Notable in our series, is the association of serious sequelae independent of duration of lodgment whenever the anode (-ve) surface of the DB was adjacent to a soft tissue wall of a hollow anatomical structure, namely; the cartilaginous nasal septum, the tracheoesophageal walls and the esophagopleural walls. One patient with the anode surface of the DB inclined to the left lateral direction in the distal esophagus, developed esophagopleural fistulae and left hydropneumothorax within 96 hours of DB ingestion and lodgment. Another patient with the anode surface directed forwards in the cervical esophagus developed tracheoesophageal fistula within72 hrs, while a 3 rd patient of same sex and age in which the anode surface was directed backward also in the cervical esophagus had a relatively benign outcome. In addition, 2 patients developed nasal septal perforation within one week with the anode surface directed to the nasal septum. This may be because all the DB in our series was lithium batteries, hence a tendency to the most severe tissue burns/liquefaction necrosis. Furthermore, mucosa contain proteins carry positive charges and when the mucosa is in constant contact with the negative charges of the anode surface, significant electrical reactions may occur causing tissue burns and liquefaction.
In conclusion, DB in the nose or esophagus in South- South Nigeria carries a high risk of major complications. The lack of awareness of DB as a dangerous foreign body, misdiagnosis and delayed referral for endoscopic removal appear to be the major risk factor to the development of major sequelae following DB ingestion in our region of Sub-Saharan Africa.
In the United State, the National Battery Ingestion Hotline created in 1982 has helped in reducing incidence of major outcomes.17 Therefore; there is urgent need for public awareness campaign on the dangers of ingested DB battery and delayed endoscopic removal. This will help to reduce incidence of this foreign bodies and prevent their major outcome in our region.

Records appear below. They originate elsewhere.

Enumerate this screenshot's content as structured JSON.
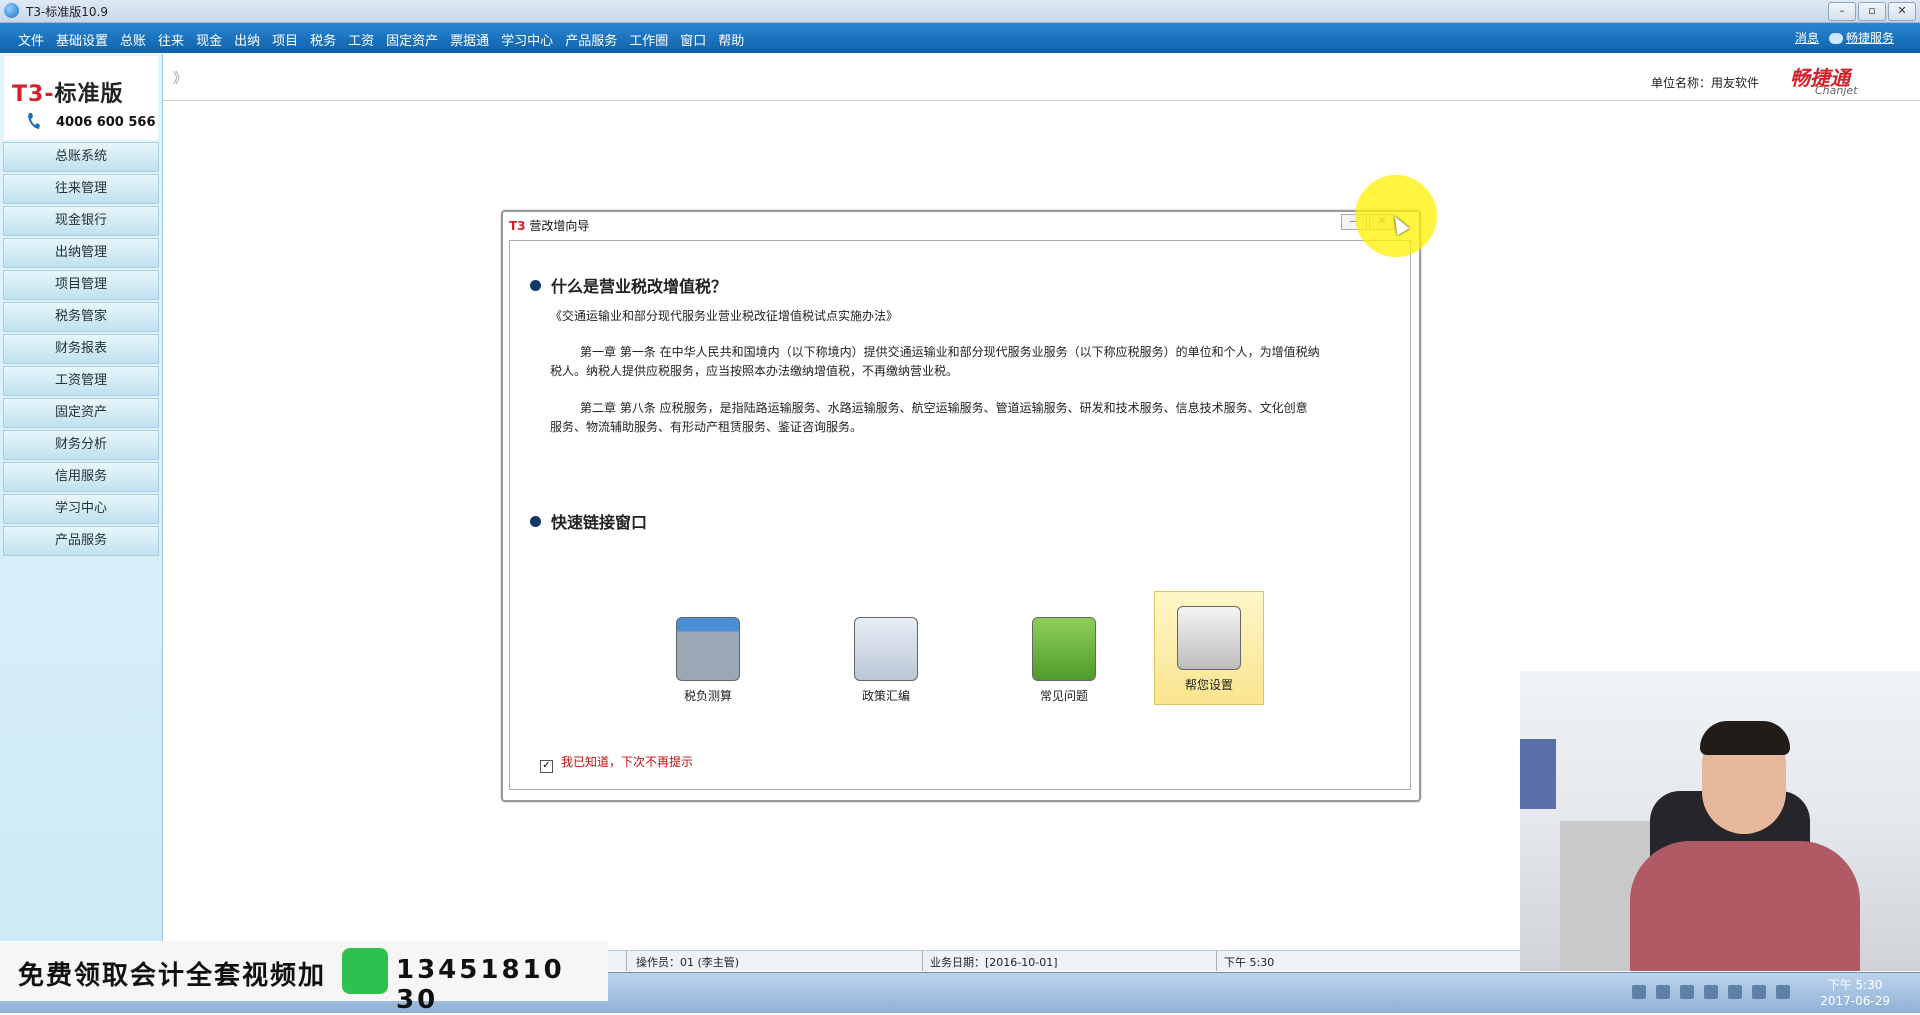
{
  "window": {
    "title": "T3-标准版10.9",
    "min": "–",
    "max": "▫",
    "close": "✕"
  },
  "menubar": {
    "items": [
      "文件",
      "基础设置",
      "总账",
      "往来",
      "现金",
      "出纳",
      "项目",
      "税务",
      "工资",
      "固定资产",
      "票据通",
      "学习中心",
      "产品服务",
      "工作圈",
      "窗口",
      "帮助"
    ],
    "right": {
      "messages": "消息",
      "service": "畅捷服务"
    }
  },
  "sidebar": {
    "logo": {
      "t3": "T3",
      "dash": "-",
      "name": "标准版",
      "phone": "4006 600 566"
    },
    "nav": [
      "总账系统",
      "往来管理",
      "现金银行",
      "出纳管理",
      "项目管理",
      "税务管家",
      "财务报表",
      "工资管理",
      "固定资产",
      "财务分析",
      "信用服务",
      "学习中心",
      "产品服务"
    ]
  },
  "header": {
    "collapse": "》",
    "unit": "单位名称：用友软件",
    "brand": "畅捷通",
    "brand_sub": "Chanjet"
  },
  "dialog": {
    "t3": "T3",
    "title": "营改增向导",
    "min": "—",
    "close": "✕",
    "section1": "什么是营业税改增值税？",
    "doc_title": "《交通运输业和部分现代服务业营业税改征增值税试点实施办法》",
    "para1_line1": "第一章 第一条 在中华人民共和国境内（以下称境内）提供交通运输业和部分现代服务业服务（以下称应税服务）的单位和个人，为增值税纳",
    "para1_line2": "税人。纳税人提供应税服务，应当按照本办法缴纳增值税，不再缴纳营业税。",
    "para2_line1": "第二章 第八条 应税服务，是指陆路运输服务、水路运输服务、航空运输服务、管道运输服务、研发和技术服务、信息技术服务、文化创意",
    "para2_line2": "服务、物流辅助服务、有形动产租赁服务、鉴证咨询服务。",
    "section2": "快速链接窗口",
    "tiles": [
      {
        "label": "税负测算",
        "icon": "calculator-icon"
      },
      {
        "label": "政策汇编",
        "icon": "people-icon"
      },
      {
        "label": "常见问题",
        "icon": "notebook-icon"
      },
      {
        "label": "帮您设置",
        "icon": "settings-icon"
      }
    ],
    "checkbox_mark": "✓",
    "checkbox_label": "我已知道，下次不再提示"
  },
  "statusbar": {
    "operator": "操作员：01 (李主管)",
    "date": "业务日期：[2016-10-01]",
    "time": "下午 5:30"
  },
  "promo": {
    "text": "免费领取会计全套视频加",
    "number": "13451810 30"
  },
  "taskbar": {
    "clock_time": "下午 5:30",
    "clock_date": "2017-06-29"
  },
  "colors": {
    "menubar": "#1a6fbd",
    "accent_red": "#d4202a",
    "sidebar": "#d6eef7",
    "highlight": "#ffee00"
  }
}
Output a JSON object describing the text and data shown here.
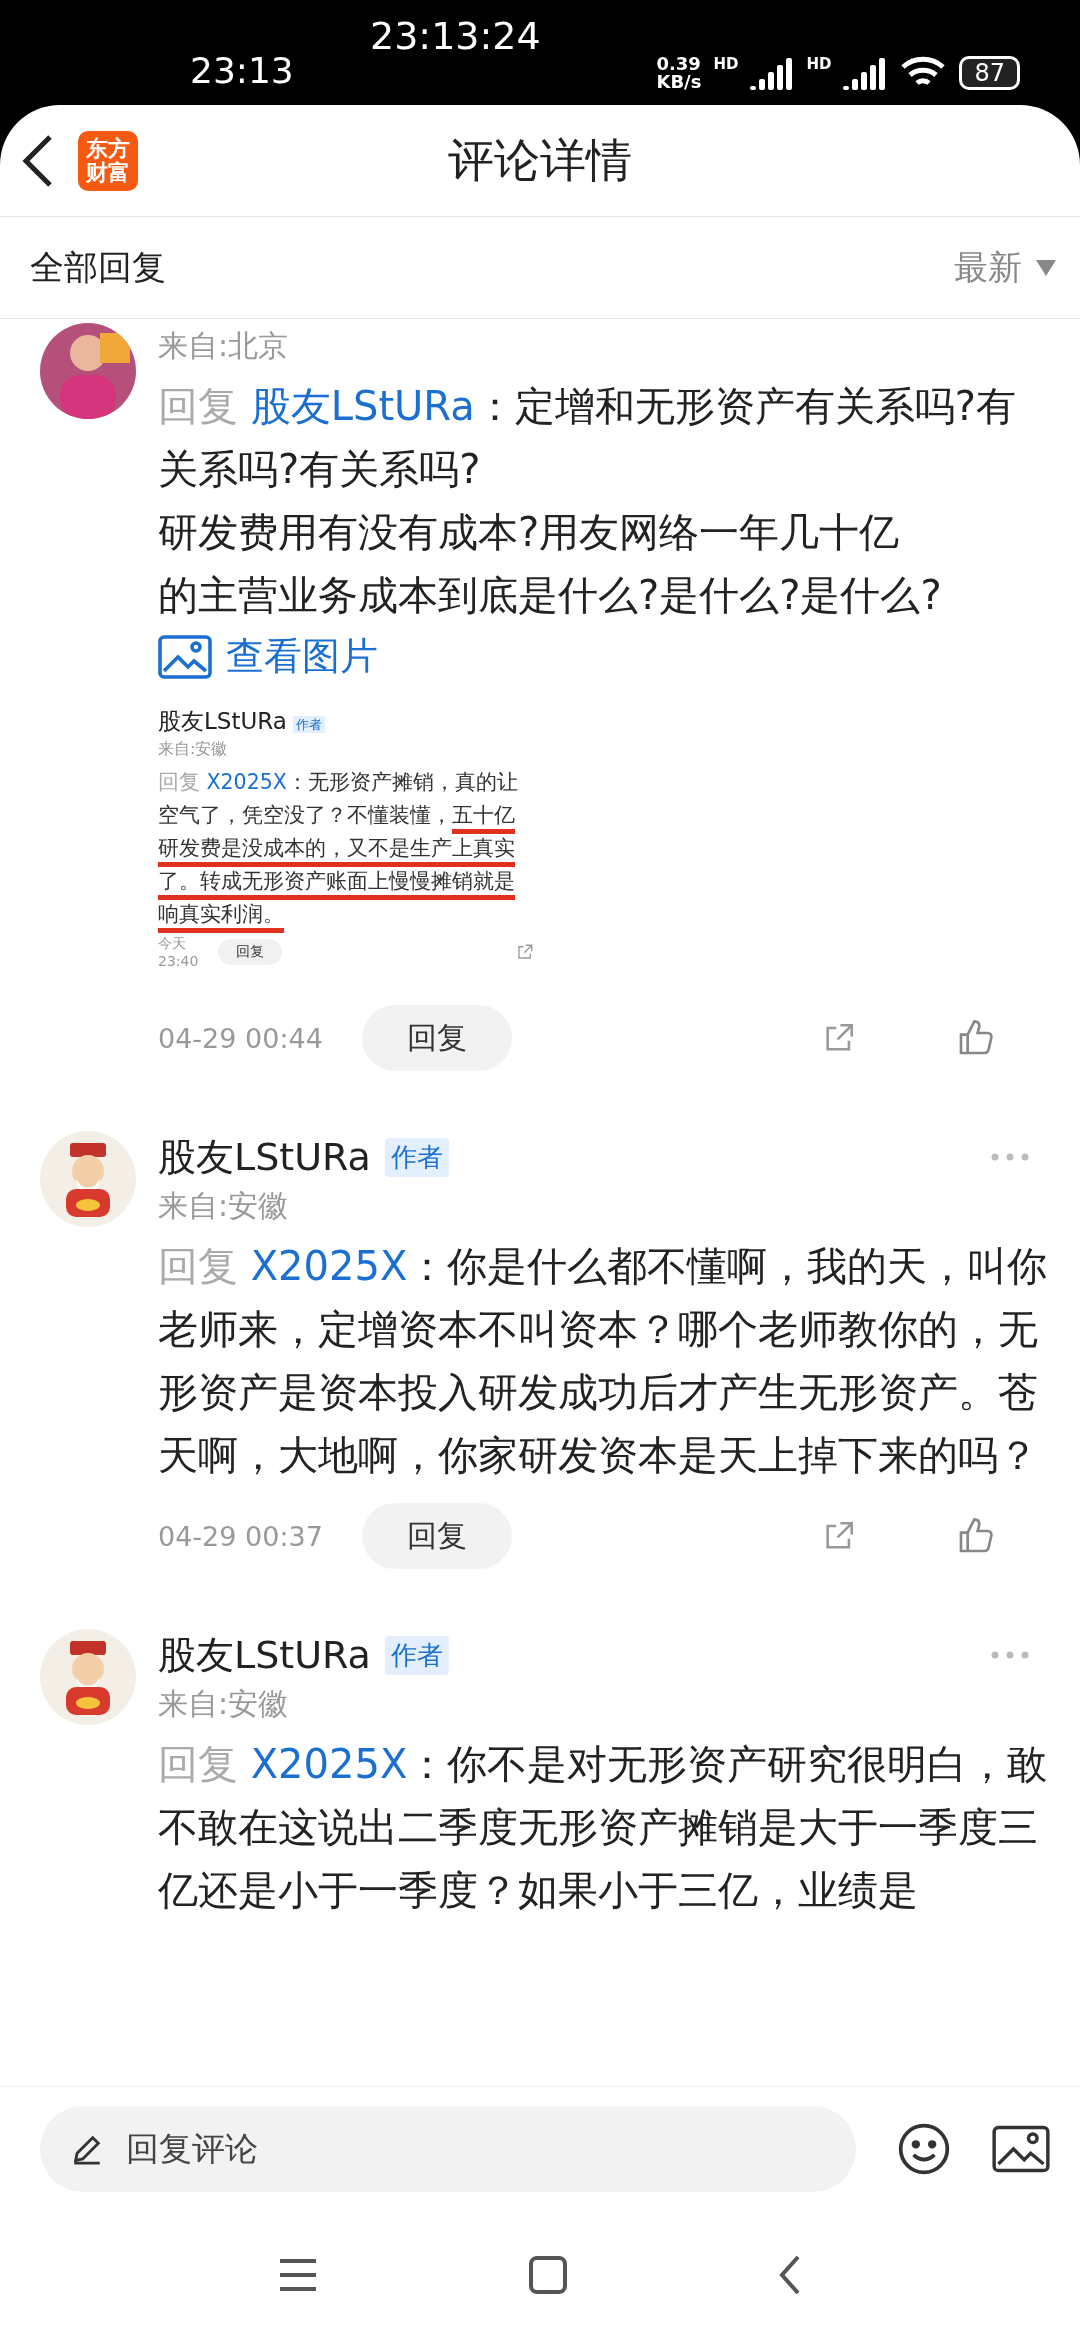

Furthermore, there is a need for an international prohibition of the manufacture and sale of non leak proof and poor secured sources of disk batteries.